Product is worth what the market will bear. The problem with disruptive models like those Redbox adopted is that it not only threatens the establishment but also drastically changes the thinking of the consumer-focused public in a way that can’t be done. Lawsuits will fly and settlements reached, but the reality is that people are now used to the “free” rentals they get from Netflix (a monthly charge, but no direct cost per movie so it’s seen to some extent as “free”) and the $1 idea introduced by Redbox. Eventually there will need to be thinking devoted to how to adapt to these models and stop railing against them.
Wait, you mean the social media publishing restrictions imposed by the NCAA’s Southern Conference weren’t as restrictive as some people thought they were?
Conference officials said they were not trying to prevent fans from sending personal messages or brief descriptions of games to their Facebook pages or on Twitter, as some fans fear. Enforcing such a policy would be impractical and counterproductive because social media platforms help promote the conference’s teams, said Charles Bloom, a spokesman for the SEC. Last August, the conference signed 15-year television contracts with ESPN and CBS.
But “the line is drawn at game footage video,” Mr. Bloom said. “We want to protect our rights to have video between the conference and its members, and ban the commercial sale of photo images.
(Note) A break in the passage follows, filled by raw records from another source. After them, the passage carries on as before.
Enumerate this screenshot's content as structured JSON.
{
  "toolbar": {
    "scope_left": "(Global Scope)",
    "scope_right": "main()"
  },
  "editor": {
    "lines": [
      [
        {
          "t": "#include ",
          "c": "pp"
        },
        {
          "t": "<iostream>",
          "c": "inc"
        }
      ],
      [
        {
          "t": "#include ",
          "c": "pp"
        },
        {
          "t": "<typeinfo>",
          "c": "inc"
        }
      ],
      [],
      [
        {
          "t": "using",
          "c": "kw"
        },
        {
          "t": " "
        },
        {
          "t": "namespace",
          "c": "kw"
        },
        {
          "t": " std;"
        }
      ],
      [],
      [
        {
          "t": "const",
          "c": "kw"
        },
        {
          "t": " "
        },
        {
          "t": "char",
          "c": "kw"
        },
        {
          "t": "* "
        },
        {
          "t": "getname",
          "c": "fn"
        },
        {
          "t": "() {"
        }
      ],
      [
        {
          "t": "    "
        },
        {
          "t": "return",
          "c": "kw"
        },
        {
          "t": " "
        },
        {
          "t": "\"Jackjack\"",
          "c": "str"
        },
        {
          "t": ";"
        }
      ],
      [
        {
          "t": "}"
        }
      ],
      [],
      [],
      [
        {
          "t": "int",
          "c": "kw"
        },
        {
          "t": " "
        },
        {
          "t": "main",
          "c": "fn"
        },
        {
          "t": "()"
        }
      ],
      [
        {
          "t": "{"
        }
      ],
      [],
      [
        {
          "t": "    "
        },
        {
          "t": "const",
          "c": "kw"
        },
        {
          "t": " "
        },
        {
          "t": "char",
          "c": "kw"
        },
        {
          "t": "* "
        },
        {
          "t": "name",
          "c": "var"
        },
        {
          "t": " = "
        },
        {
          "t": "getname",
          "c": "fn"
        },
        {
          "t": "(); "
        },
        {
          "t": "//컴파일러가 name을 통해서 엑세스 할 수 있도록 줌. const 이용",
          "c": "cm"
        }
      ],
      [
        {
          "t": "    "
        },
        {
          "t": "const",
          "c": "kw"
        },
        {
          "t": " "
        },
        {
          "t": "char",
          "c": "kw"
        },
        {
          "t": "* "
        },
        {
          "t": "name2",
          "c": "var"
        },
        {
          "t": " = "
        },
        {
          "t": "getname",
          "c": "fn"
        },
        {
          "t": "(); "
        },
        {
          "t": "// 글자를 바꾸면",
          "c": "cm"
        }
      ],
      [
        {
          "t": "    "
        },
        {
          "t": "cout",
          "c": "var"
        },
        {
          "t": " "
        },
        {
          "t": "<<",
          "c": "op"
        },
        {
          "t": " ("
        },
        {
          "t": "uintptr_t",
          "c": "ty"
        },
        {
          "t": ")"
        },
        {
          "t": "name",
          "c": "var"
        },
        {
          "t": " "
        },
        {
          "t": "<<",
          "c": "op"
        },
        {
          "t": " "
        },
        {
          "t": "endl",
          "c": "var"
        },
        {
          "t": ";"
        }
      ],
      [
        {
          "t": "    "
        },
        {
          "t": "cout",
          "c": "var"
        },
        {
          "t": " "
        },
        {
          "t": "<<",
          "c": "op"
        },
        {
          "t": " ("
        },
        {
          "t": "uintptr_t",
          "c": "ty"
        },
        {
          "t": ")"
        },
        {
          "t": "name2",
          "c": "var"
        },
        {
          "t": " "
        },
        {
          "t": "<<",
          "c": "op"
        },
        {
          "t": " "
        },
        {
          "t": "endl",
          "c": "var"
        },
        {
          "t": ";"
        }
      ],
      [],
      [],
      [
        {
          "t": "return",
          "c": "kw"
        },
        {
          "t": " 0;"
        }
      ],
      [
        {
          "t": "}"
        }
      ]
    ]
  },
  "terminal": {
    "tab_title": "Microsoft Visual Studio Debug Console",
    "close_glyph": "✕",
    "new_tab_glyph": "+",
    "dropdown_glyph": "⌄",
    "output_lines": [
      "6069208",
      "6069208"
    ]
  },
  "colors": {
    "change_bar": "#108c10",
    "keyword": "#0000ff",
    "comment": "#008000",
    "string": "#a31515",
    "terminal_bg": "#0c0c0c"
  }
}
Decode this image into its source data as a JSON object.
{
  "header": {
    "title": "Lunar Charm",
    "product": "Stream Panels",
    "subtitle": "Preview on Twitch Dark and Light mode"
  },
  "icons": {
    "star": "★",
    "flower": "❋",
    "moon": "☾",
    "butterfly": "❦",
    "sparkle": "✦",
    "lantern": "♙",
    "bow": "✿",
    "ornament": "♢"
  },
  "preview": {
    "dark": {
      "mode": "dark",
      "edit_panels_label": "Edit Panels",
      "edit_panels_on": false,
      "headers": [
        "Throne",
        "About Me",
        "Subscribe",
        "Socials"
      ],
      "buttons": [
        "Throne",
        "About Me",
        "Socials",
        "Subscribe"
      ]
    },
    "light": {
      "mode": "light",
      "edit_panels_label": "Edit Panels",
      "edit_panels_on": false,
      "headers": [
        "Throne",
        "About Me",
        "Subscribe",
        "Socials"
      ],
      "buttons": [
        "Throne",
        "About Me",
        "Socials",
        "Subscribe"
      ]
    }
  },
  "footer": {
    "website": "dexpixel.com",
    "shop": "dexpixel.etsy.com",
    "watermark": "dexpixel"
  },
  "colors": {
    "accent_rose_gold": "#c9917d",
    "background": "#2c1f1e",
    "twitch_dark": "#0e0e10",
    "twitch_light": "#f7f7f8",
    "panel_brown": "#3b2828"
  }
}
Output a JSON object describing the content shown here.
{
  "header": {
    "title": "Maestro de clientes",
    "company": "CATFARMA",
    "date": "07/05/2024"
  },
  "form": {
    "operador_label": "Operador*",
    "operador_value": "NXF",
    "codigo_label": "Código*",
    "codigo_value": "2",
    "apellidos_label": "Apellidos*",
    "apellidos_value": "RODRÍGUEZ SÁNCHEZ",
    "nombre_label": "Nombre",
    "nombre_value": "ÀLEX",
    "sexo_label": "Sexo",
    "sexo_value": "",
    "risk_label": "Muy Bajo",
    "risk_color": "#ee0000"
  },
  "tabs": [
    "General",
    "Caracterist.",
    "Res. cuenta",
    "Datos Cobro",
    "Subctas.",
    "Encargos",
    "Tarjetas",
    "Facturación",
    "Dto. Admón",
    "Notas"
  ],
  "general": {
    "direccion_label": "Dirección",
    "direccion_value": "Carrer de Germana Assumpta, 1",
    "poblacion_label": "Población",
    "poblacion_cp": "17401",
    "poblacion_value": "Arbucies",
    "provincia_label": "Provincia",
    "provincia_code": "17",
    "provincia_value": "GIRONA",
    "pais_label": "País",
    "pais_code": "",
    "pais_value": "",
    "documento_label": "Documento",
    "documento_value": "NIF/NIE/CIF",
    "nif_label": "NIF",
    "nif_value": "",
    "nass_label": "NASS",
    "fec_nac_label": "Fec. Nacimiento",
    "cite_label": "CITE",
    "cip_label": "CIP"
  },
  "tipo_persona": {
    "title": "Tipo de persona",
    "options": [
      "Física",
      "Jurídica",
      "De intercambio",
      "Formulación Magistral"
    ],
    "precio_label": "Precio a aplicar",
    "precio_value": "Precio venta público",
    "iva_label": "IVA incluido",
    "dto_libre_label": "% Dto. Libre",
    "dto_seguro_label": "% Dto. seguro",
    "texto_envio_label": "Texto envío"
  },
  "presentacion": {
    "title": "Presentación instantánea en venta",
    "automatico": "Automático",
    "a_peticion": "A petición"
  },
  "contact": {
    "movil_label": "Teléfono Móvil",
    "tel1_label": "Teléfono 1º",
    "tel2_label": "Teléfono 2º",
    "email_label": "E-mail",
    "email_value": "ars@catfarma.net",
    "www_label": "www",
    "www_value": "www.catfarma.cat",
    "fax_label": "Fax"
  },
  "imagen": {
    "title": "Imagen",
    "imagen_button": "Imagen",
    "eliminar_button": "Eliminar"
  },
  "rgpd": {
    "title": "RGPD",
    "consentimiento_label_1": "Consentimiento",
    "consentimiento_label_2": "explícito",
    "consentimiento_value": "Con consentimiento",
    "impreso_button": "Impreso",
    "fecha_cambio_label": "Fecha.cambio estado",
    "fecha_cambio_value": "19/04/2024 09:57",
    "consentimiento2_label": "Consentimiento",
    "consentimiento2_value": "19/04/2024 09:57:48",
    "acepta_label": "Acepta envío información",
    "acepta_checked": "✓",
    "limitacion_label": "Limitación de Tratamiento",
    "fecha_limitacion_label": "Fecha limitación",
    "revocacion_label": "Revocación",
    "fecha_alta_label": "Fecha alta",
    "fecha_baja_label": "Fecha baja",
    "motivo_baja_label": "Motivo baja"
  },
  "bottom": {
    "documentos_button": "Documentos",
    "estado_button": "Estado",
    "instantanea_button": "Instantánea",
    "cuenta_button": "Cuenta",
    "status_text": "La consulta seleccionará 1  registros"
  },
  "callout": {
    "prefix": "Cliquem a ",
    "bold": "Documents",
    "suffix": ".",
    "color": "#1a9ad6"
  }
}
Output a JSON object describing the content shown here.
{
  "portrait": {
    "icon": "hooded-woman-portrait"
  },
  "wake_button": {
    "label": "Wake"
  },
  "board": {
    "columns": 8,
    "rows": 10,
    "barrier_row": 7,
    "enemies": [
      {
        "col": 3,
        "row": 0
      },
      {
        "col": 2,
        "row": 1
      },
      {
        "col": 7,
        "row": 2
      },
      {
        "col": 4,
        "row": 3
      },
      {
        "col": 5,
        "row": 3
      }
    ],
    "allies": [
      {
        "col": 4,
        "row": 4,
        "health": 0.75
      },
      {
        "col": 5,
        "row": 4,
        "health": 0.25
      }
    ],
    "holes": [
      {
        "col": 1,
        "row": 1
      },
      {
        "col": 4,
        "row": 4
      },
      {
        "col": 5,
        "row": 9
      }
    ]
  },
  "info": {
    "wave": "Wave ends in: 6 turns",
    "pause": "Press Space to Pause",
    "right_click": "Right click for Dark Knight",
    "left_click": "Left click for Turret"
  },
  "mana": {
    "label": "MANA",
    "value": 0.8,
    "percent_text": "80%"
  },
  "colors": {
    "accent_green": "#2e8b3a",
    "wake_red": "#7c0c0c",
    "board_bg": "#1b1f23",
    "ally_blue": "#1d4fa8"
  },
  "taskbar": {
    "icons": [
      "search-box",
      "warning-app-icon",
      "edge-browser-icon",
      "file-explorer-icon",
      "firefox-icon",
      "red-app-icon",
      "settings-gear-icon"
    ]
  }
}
Fans can post photos on their site or Facebook page, but they can’t be for sale.”
Much of the criticism from social media types last week was based on the assumption/belief/misinterpretation that the rules were meant to specifically restrict Twittering, posting photos to Flickr and other such activity. But no, not so much, at least not based on this story.